By John Donne
John Donne was an English poet, lawyer, and a priest. He is considered as one of the main representatives of the metaphysical poets. His works include sonnets, love poetry, religious poems, Latin translations, epigrams, elegies, songs, satires, and sermons. The Relic is one of his more famous individual lyric songs. It consists of three stanzas of eleven lines each. The stanza structure and rhyme pattern (aabbcddceee) are unusual. The final line of each stanza is written in iambic pentameter.
In the first line of the poem, we have a description of a horrible situation, as someone is digging the speaker’s grave. The second line explains that the reason for the digging is in order to bury another dead body. The following two lines are a dig at women’s faithfulness, because the speaker says that the grave has enough space for more people at the same time. After that, he says that the one who digs the grave will find a ‘bracelet of bright hair about the bone.’ What follows is the assumption that the digger will think that the grave belongs to a loving couple (the speaker and his beloved). The lovers left this “bracelet of hair” in the grave as a device which would help their souls meet there and be together for one last time, on the Day of Judgement. This concludes the first stanza.

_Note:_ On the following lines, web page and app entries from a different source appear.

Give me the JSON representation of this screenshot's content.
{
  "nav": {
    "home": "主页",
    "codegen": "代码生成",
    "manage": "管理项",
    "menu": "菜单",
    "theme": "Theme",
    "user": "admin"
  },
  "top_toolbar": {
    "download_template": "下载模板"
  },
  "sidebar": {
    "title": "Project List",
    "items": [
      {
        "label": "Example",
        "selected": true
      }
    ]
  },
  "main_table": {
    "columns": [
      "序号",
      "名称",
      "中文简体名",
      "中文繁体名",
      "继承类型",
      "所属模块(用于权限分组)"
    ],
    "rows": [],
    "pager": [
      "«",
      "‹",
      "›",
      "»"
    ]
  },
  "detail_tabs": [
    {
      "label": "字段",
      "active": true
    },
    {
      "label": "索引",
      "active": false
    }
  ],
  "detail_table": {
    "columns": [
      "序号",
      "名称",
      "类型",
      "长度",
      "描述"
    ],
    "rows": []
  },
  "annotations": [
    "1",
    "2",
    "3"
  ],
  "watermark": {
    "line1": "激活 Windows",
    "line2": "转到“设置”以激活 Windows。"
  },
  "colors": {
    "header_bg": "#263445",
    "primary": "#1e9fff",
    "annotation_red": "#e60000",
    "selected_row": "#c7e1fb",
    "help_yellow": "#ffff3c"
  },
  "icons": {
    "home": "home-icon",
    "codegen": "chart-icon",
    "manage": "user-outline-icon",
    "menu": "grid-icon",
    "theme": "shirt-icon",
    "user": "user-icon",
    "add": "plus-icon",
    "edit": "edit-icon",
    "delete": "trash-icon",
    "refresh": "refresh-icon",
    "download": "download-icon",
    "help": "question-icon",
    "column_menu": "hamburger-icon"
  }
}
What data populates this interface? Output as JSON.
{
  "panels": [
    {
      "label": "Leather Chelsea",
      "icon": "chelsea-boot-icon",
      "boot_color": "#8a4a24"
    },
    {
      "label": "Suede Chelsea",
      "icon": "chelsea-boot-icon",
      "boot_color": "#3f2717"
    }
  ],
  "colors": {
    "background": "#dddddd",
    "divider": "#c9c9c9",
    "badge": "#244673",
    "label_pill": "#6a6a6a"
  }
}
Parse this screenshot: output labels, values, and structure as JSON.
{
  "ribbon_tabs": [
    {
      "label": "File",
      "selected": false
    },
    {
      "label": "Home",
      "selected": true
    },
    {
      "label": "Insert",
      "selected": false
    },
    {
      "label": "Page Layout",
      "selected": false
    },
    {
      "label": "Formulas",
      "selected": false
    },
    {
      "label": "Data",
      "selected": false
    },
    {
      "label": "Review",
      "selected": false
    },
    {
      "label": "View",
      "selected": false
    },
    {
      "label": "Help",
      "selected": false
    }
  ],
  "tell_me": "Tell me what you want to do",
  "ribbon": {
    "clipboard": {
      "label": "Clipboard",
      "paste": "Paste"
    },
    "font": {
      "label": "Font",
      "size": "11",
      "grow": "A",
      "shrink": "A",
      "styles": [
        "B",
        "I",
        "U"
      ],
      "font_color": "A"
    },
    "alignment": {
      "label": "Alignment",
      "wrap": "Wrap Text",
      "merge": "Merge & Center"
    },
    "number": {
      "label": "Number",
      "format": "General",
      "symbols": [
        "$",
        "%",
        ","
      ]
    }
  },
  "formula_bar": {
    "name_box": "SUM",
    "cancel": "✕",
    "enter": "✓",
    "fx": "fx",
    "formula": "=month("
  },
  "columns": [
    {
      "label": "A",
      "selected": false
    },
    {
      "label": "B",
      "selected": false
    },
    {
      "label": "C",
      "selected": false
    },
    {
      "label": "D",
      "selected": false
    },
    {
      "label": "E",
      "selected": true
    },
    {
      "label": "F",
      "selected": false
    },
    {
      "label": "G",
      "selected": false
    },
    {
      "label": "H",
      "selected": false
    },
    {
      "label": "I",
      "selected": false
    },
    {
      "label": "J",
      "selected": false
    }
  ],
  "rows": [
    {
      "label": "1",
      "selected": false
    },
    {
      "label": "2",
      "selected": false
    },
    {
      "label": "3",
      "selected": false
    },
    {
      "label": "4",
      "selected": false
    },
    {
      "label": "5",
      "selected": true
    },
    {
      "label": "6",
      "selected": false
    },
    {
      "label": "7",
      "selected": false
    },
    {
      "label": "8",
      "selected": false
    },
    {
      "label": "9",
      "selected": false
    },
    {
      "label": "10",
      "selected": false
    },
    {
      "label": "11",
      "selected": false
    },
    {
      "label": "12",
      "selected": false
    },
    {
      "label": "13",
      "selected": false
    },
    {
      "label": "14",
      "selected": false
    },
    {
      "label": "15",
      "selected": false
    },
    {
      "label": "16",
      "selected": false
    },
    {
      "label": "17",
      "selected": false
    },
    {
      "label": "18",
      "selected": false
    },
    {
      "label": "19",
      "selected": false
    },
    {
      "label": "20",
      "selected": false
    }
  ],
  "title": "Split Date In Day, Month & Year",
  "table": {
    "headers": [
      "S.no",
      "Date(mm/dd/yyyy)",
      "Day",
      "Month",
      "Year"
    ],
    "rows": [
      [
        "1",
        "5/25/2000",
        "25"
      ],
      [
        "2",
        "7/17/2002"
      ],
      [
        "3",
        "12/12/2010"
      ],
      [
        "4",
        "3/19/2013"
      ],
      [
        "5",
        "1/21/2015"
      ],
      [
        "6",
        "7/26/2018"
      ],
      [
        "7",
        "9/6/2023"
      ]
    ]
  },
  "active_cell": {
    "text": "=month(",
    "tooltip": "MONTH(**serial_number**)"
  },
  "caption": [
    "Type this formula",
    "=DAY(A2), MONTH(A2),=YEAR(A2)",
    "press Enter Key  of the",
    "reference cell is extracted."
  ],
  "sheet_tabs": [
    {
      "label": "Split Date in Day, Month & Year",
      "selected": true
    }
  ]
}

The second stanza begins with the speaker suggesting that in some troubled time or land, someone may dig out the contents of the grave. In that case, that person will take the bracelet back to his king or bishop, and it would be recognized as a relic. The following lines pass on a strong message, as the speaker says that his beloved’s hair would be considered a relic of Mary Magdalen, while his own bones a relic of some other saint. All the women, and even some men, would worship those relics, because in such hard times, everyone wishes for objects with miraculous powers. So, the stanza ends with the...